**Task directions**
How many of the lines in the data contain "JSON"? Give only the number.

(Dataset items)
______
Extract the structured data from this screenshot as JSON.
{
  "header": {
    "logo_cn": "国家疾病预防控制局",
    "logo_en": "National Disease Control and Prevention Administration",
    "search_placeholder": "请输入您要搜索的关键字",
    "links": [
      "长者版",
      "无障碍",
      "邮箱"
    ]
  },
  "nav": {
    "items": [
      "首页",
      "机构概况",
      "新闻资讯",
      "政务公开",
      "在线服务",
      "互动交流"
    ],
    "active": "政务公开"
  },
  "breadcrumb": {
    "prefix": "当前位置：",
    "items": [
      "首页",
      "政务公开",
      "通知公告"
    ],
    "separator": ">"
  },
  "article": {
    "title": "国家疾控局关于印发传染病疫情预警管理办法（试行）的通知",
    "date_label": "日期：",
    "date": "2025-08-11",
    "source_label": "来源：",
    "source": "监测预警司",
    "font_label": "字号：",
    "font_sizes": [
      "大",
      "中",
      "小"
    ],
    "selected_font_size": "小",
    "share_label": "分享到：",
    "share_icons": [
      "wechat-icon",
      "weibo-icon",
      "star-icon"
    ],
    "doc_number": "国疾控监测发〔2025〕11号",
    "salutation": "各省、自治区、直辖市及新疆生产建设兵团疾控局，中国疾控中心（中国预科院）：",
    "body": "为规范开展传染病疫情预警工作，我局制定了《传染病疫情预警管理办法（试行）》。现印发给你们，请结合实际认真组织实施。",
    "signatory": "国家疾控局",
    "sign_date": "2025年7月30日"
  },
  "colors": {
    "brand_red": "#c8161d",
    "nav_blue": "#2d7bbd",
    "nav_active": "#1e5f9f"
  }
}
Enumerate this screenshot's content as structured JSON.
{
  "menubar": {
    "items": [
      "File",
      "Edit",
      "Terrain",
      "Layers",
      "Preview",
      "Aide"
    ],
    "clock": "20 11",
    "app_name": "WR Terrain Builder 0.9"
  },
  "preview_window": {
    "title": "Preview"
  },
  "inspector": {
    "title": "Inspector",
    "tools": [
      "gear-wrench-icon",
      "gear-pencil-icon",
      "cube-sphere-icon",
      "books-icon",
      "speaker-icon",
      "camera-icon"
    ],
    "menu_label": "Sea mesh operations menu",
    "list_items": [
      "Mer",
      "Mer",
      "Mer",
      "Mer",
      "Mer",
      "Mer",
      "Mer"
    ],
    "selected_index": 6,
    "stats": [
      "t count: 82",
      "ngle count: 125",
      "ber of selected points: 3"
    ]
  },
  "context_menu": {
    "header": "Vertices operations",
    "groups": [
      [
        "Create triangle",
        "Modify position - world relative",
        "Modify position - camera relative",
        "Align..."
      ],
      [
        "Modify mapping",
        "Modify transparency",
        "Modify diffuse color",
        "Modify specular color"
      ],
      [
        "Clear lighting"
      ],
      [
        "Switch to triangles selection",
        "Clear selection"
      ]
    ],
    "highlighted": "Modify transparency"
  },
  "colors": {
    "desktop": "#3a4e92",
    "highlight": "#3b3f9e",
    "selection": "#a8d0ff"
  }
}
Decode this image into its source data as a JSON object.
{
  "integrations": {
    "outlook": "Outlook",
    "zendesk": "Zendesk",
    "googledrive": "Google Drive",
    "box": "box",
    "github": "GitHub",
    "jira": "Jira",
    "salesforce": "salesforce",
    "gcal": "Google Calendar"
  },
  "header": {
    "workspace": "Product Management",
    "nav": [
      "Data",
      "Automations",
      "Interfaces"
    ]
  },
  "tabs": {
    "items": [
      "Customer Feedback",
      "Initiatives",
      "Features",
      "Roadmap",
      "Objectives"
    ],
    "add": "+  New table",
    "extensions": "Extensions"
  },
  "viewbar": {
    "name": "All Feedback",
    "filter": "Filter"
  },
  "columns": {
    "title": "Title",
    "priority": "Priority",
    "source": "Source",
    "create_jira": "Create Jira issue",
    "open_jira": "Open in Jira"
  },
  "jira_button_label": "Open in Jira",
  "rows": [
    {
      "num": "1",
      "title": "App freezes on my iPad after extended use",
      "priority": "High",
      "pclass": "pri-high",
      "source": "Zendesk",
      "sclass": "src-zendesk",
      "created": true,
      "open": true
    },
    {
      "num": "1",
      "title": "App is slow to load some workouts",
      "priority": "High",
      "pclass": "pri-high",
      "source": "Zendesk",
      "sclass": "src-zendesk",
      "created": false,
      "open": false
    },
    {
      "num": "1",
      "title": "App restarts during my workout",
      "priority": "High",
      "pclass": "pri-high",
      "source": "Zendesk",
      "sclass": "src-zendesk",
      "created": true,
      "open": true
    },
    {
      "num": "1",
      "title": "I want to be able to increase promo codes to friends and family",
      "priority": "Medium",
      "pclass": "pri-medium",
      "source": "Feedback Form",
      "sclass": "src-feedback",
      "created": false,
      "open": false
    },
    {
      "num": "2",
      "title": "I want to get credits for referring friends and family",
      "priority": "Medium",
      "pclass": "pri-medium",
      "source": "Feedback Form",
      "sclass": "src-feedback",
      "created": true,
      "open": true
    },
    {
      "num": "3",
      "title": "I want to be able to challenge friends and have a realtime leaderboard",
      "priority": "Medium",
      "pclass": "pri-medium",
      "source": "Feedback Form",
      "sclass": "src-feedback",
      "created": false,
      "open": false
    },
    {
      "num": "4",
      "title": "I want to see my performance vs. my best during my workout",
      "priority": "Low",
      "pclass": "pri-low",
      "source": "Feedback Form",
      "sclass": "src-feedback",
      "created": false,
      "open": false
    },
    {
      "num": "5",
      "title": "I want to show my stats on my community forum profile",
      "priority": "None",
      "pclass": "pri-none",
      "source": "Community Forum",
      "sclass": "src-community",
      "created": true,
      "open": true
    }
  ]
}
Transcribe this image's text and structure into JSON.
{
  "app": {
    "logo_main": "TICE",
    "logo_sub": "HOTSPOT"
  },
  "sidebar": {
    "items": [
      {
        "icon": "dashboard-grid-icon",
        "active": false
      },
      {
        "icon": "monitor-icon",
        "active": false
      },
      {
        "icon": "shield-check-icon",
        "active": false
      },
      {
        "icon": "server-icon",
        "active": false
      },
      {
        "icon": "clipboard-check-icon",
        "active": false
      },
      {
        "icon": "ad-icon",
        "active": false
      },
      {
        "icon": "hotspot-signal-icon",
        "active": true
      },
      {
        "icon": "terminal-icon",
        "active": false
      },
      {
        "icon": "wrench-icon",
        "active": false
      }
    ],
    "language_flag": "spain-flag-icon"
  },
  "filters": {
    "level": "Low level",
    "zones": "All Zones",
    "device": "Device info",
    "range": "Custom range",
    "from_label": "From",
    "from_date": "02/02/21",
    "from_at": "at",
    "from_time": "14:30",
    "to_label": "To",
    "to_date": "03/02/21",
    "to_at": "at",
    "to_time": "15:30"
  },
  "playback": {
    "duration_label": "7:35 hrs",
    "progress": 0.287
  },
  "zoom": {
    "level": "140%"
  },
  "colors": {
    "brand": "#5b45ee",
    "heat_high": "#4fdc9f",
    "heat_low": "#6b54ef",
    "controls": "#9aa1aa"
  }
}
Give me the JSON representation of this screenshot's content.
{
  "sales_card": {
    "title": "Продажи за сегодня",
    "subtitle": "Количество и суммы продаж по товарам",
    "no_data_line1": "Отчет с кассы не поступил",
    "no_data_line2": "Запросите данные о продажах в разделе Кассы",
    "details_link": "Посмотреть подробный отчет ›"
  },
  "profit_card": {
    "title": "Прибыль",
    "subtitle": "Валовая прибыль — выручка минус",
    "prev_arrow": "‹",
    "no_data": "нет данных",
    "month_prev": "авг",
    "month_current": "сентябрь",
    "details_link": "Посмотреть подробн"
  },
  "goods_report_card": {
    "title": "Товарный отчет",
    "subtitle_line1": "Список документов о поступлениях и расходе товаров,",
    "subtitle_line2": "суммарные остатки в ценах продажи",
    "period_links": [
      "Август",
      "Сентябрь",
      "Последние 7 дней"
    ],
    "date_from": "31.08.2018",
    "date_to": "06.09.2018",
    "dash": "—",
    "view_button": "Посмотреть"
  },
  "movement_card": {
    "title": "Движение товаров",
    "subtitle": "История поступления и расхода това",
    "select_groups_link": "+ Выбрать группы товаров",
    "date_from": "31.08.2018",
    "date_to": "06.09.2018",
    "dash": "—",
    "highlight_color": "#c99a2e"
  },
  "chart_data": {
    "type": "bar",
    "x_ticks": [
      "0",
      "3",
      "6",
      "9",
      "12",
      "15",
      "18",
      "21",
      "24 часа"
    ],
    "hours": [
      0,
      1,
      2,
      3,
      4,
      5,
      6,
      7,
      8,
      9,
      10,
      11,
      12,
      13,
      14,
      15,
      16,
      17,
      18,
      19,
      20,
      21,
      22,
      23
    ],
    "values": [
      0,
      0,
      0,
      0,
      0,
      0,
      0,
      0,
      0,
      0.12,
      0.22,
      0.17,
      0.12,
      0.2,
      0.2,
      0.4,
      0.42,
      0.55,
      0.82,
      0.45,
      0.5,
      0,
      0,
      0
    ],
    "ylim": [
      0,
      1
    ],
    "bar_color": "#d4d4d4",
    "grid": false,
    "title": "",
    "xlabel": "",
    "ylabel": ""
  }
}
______
**Response area**
5